Referring to FIG. 10, it will be seen that a preferred embodiment of system illustrative of the invention includes signal detectors 10, 12, computer means 14 for providing a window of a selected number of digital points of time series xd and yd, and computer means 16 for determining distribution of p(x,y), p(x) and p(y). The system further includes computer means 18 for estimating mutual information I(X;Y) of random variables X,Y to obtain a measure of dependence between X and Y in the window, and to determine whether xd and yd are from a single source. The system still further includes computer means 20 for computing time differential in receipt of X and Y, to provide range and bearing of the source from the detectors 10, 12. The above-described system is operative to carry out the aforementioned method.
Referring to FIG. 9, it will be seen that the system of FIG. 10 may be utilized in carrying out the method described above and summarized in FIG. 9, including the steps of obtaining time series xd from a first detector and time series yd from a second detector, providing a window of a selected number of digital points of time series xd and yd, and determining joint distribution of p(x,y), and distribution of p(x) and of p(y). Mutual information I(x;y) of random variables X,Y is then estimated, followed by obtaining dependence between variables X and Y in the window to determine whether xd and yd come from a single source, and computing time differential in receipt of xd and yd signals to provide range and bearing of the signal source.
It is to be understood that the present invention is by no means limited to the particular method steps and system components herein disclosed and/or shown in the drawings, but also comprises any modifications or equivalents within the scope of the claims.
|Cited Patent||Filing date||Publication date||Applicant||Title|
|US5668778 *||Jul 9, 1996||Sep 16, 1997||The United States Of America As Represented By The Secretary Of The Navy||Method for detecting acoustic signals from an underwater source|
|Citing Patent||Filing date||Publication date||Applicant||Title|
|US7706234||Nov 11, 2005||Apr 27, 2010||Koninklijke Philips Electronics N.V.||Optical head with switchable diameter of the radiation spot on the radiation detector|
|US7920821 *||Feb 25, 2003||Apr 5, 2011||Lockheed Martin Corporation||All ship speeds correlation SONAR simulator|
|US8195409||Nov 3, 2010||Jun 5, 2012||The Trustees Of The Stevens Institute Of Technology||Passive acoustic underwater intruder detection system|
|US9014982||Mar 15, 2013||Apr 21, 2015||Exxonmobil Upstream Research Company||Method for analysis of relevance and interdependencies in geoscience data|
|US20040166478 *||Feb 25, 2003||Aug 26, 2004||Lockheed Martin Corporation||All ship speeds correlation SONAR simulator|

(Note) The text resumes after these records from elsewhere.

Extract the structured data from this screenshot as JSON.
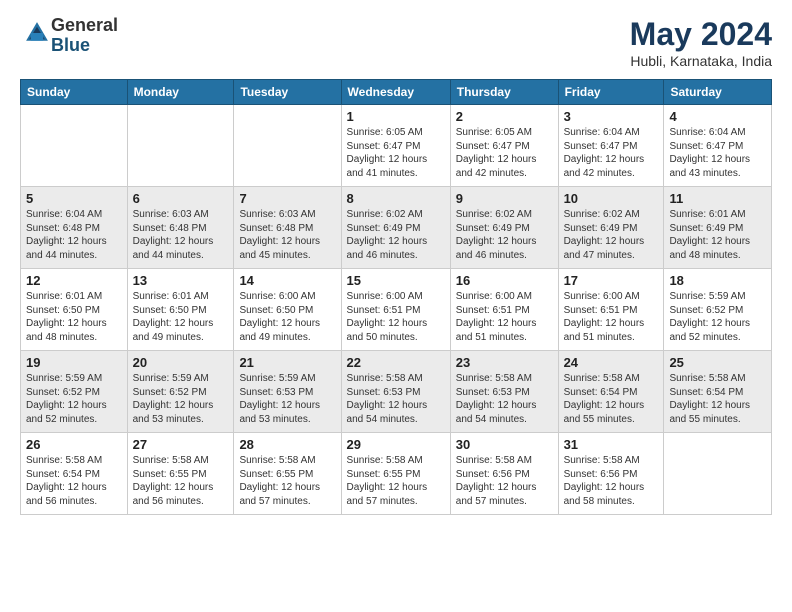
{
  "header": {
    "logo_line1": "General",
    "logo_line2": "Blue",
    "month_title": "May 2024",
    "location": "Hubli, Karnataka, India"
  },
  "weekdays": [
    "Sunday",
    "Monday",
    "Tuesday",
    "Wednesday",
    "Thursday",
    "Friday",
    "Saturday"
  ],
  "weeks": [
    [
      {
        "day": "",
        "info": ""
      },
      {
        "day": "",
        "info": ""
      },
      {
        "day": "",
        "info": ""
      },
      {
        "day": "1",
        "info": "Sunrise: 6:05 AM\nSunset: 6:47 PM\nDaylight: 12 hours\nand 41 minutes."
      },
      {
        "day": "2",
        "info": "Sunrise: 6:05 AM\nSunset: 6:47 PM\nDaylight: 12 hours\nand 42 minutes."
      },
      {
        "day": "3",
        "info": "Sunrise: 6:04 AM\nSunset: 6:47 PM\nDaylight: 12 hours\nand 42 minutes."
      },
      {
        "day": "4",
        "info": "Sunrise: 6:04 AM\nSunset: 6:47 PM\nDaylight: 12 hours\nand 43 minutes."
      }
    ],
    [
      {
        "day": "5",
        "info": "Sunrise: 6:04 AM\nSunset: 6:48 PM\nDaylight: 12 hours\nand 44 minutes."
      },
      {
        "day": "6",
        "info": "Sunrise: 6:03 AM\nSunset: 6:48 PM\nDaylight: 12 hours\nand 44 minutes."
      },
      {
        "day": "7",
        "info": "Sunrise: 6:03 AM\nSunset: 6:48 PM\nDaylight: 12 hours\nand 45 minutes."
      },
      {
        "day": "8",
        "info": "Sunrise: 6:02 AM\nSunset: 6:49 PM\nDaylight: 12 hours\nand 46 minutes."
      },
      {
        "day": "9",
        "info": "Sunrise: 6:02 AM\nSunset: 6:49 PM\nDaylight: 12 hours\nand 46 minutes."
      },
      {
        "day": "10",
        "info": "Sunrise: 6:02 AM\nSunset: 6:49 PM\nDaylight: 12 hours\nand 47 minutes."
      },
      {
        "day": "11",
        "info": "Sunrise: 6:01 AM\nSunset: 6:49 PM\nDaylight: 12 hours\nand 48 minutes."
      }
    ],
    [
      {
        "day": "12",
        "info": "Sunrise: 6:01 AM\nSunset: 6:50 PM\nDaylight: 12 hours\nand 48 minutes."
      },
      {
        "day": "13",
        "info": "Sunrise: 6:01 AM\nSunset: 6:50 PM\nDaylight: 12 hours\nand 49 minutes."
      },
      {
        "day": "14",
        "info": "Sunrise: 6:00 AM\nSunset: 6:50 PM\nDaylight: 12 hours\nand 49 minutes."
      },
      {
        "day": "15",
        "info": "Sunrise: 6:00 AM\nSunset: 6:51 PM\nDaylight: 12 hours\nand 50 minutes."
      },
      {
        "day": "16",
        "info": "Sunrise: 6:00 AM\nSunset: 6:51 PM\nDaylight: 12 hours\nand 51 minutes."
      },
      {
        "day": "17",
        "info": "Sunrise: 6:00 AM\nSunset: 6:51 PM\nDaylight: 12 hours\nand 51 minutes."
      },
      {
        "day": "18",
        "info": "Sunrise: 5:59 AM\nSunset: 6:52 PM\nDaylight: 12 hours\nand 52 minutes."
      }
    ],
    [
      {
        "day": "19",
        "info": "Sunrise: 5:59 AM\nSunset: 6:52 PM\nDaylight: 12 hours\nand 52 minutes."
      },
      {
        "day": "20",
        "info": "Sunrise: 5:59 AM\nSunset: 6:52 PM\nDaylight: 12 hours\nand 53 minutes."
      },
      {
        "day": "21",
        "info": "Sunrise: 5:59 AM\nSunset: 6:53 PM\nDaylight: 12 hours\nand 53 minutes."
      },
      {
        "day": "22",
        "info": "Sunrise: 5:58 AM\nSunset: 6:53 PM\nDaylight: 12 hours\nand 54 minutes."
      },
      {
        "day": "23",
        "info": "Sunrise: 5:58 AM\nSunset: 6:53 PM\nDaylight: 12 hours\nand 54 minutes."
      },
      {
        "day": "24",
        "info": "Sunrise: 5:58 AM\nSunset: 6:54 PM\nDaylight: 12 hours\nand 55 minutes."
      },
      {
        "day": "25",
        "info": "Sunrise: 5:58 AM\nSunset: 6:54 PM\nDaylight: 12 hours\nand 55 minutes."
      }
    ],
    [
      {
        "day": "26",
        "info": "Sunrise: 5:58 AM\nSunset: 6:54 PM\nDaylight: 12 hours\nand 56 minutes."
      },
      {
        "day": "27",
        "info": "Sunrise: 5:58 AM\nSunset: 6:55 PM\nDaylight: 12 hours\nand 56 minutes."
      },
      {
        "day": "28",
        "info": "Sunrise: 5:58 AM\nSunset: 6:55 PM\nDaylight: 12 hours\nand 57 minutes."
      },
      {
        "day": "29",
        "info": "Sunrise: 5:58 AM\nSunset: 6:55 PM\nDaylight: 12 hours\nand 57 minutes."
      },
      {
        "day": "30",
        "info": "Sunrise: 5:58 AM\nSunset: 6:56 PM\nDaylight: 12 hours\nand 57 minutes."
      },
      {
        "day": "31",
        "info": "Sunrise: 5:58 AM\nSunset: 6:56 PM\nDaylight: 12 hours\nand 58 minutes."
      },
      {
        "day": "",
        "info": ""
      }
    ]
  ]
}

|US20080205241 *||Nov 11, 2005||Aug 28, 2008||Koninklijke Philips Electronics, N.V.||Optical Head With Switchable Diameter of the Radiation Spot on the Radiation Detector|
|US20110144930 *||Nov 3, 2010||Jun 16, 2011||Michael Bruno||Passive acoustic underwater intruder detection system|

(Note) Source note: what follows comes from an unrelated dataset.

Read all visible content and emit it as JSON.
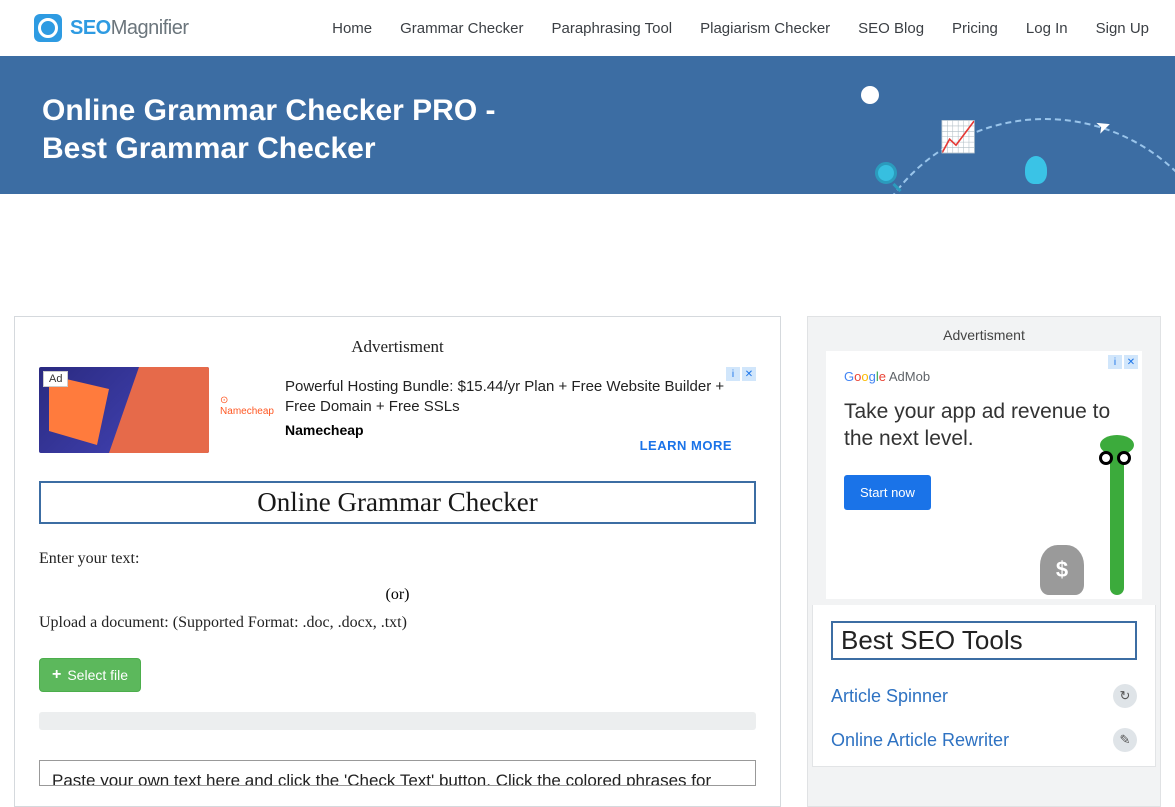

|U.S. Classification||367/124, 367/131|
|Sep 4, 1997||AS||Assignment|
Owner name: NAVY, THE UNITED STATES OF AMERICA AS REPRESENTED

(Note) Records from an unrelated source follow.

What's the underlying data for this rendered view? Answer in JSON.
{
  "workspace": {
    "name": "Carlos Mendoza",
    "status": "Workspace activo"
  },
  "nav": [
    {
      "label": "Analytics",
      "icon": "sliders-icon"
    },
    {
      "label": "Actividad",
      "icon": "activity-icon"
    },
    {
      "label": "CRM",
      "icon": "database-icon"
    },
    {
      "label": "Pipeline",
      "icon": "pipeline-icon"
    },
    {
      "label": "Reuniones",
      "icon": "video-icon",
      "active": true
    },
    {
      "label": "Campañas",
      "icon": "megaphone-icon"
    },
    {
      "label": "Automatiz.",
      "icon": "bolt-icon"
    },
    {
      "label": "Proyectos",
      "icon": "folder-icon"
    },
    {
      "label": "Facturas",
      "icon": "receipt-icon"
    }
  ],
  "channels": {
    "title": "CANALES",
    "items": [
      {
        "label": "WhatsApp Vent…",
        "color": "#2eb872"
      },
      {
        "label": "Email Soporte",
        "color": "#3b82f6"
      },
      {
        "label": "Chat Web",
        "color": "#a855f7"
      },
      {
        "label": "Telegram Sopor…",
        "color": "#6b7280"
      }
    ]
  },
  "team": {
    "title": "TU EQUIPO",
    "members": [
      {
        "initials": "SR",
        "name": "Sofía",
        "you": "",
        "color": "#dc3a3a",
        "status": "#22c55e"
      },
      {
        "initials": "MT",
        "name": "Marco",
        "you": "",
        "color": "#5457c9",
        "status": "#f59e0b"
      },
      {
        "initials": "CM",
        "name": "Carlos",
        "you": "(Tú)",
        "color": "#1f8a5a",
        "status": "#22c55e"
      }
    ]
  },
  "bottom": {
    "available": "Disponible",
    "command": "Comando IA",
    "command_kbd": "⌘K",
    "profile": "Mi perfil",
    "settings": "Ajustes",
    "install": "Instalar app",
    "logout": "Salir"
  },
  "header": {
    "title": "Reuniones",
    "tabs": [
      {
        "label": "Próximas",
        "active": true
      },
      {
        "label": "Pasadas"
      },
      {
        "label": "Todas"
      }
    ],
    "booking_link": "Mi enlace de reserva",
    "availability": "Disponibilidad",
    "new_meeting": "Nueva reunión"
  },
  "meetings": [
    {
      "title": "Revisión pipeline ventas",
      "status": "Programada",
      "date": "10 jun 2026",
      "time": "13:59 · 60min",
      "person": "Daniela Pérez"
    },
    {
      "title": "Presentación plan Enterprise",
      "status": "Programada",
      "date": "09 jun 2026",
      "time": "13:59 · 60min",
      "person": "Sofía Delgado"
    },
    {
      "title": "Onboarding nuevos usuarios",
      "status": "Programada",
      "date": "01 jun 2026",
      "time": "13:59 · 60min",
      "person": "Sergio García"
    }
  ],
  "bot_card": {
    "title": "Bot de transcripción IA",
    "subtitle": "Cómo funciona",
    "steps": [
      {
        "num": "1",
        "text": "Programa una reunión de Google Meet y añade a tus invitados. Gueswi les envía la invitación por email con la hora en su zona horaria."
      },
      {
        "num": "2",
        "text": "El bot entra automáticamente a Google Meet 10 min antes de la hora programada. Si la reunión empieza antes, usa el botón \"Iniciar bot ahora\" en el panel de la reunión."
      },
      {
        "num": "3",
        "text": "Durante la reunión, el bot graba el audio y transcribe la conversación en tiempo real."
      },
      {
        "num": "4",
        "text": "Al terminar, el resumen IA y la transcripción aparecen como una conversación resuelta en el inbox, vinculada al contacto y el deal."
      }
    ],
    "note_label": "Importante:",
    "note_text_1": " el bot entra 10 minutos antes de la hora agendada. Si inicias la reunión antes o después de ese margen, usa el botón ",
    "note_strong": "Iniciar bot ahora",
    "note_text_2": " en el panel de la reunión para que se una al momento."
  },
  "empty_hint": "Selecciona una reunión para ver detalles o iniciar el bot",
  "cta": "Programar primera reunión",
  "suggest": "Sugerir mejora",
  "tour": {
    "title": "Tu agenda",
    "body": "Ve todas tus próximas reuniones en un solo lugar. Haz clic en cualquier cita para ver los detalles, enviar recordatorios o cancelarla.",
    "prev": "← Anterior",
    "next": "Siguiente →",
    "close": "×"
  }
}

Free format text: ASSIGNMENT OF ASSIGNORS INTEREST;ASSIGNOR:QUAZI, AZIZUL H.;REEL/FRAME:008878/0324
Effective date: 19970630
|Jun 11, 2002||REMI||Maintenance fee reminder mailed|
|Nov 25, 2002||LAPS||Lapse for failure to pay maintenance fees|
|Jan 21, 2003||FP||Expired due to failure to pay maintenance fee|
Effective date: 20021124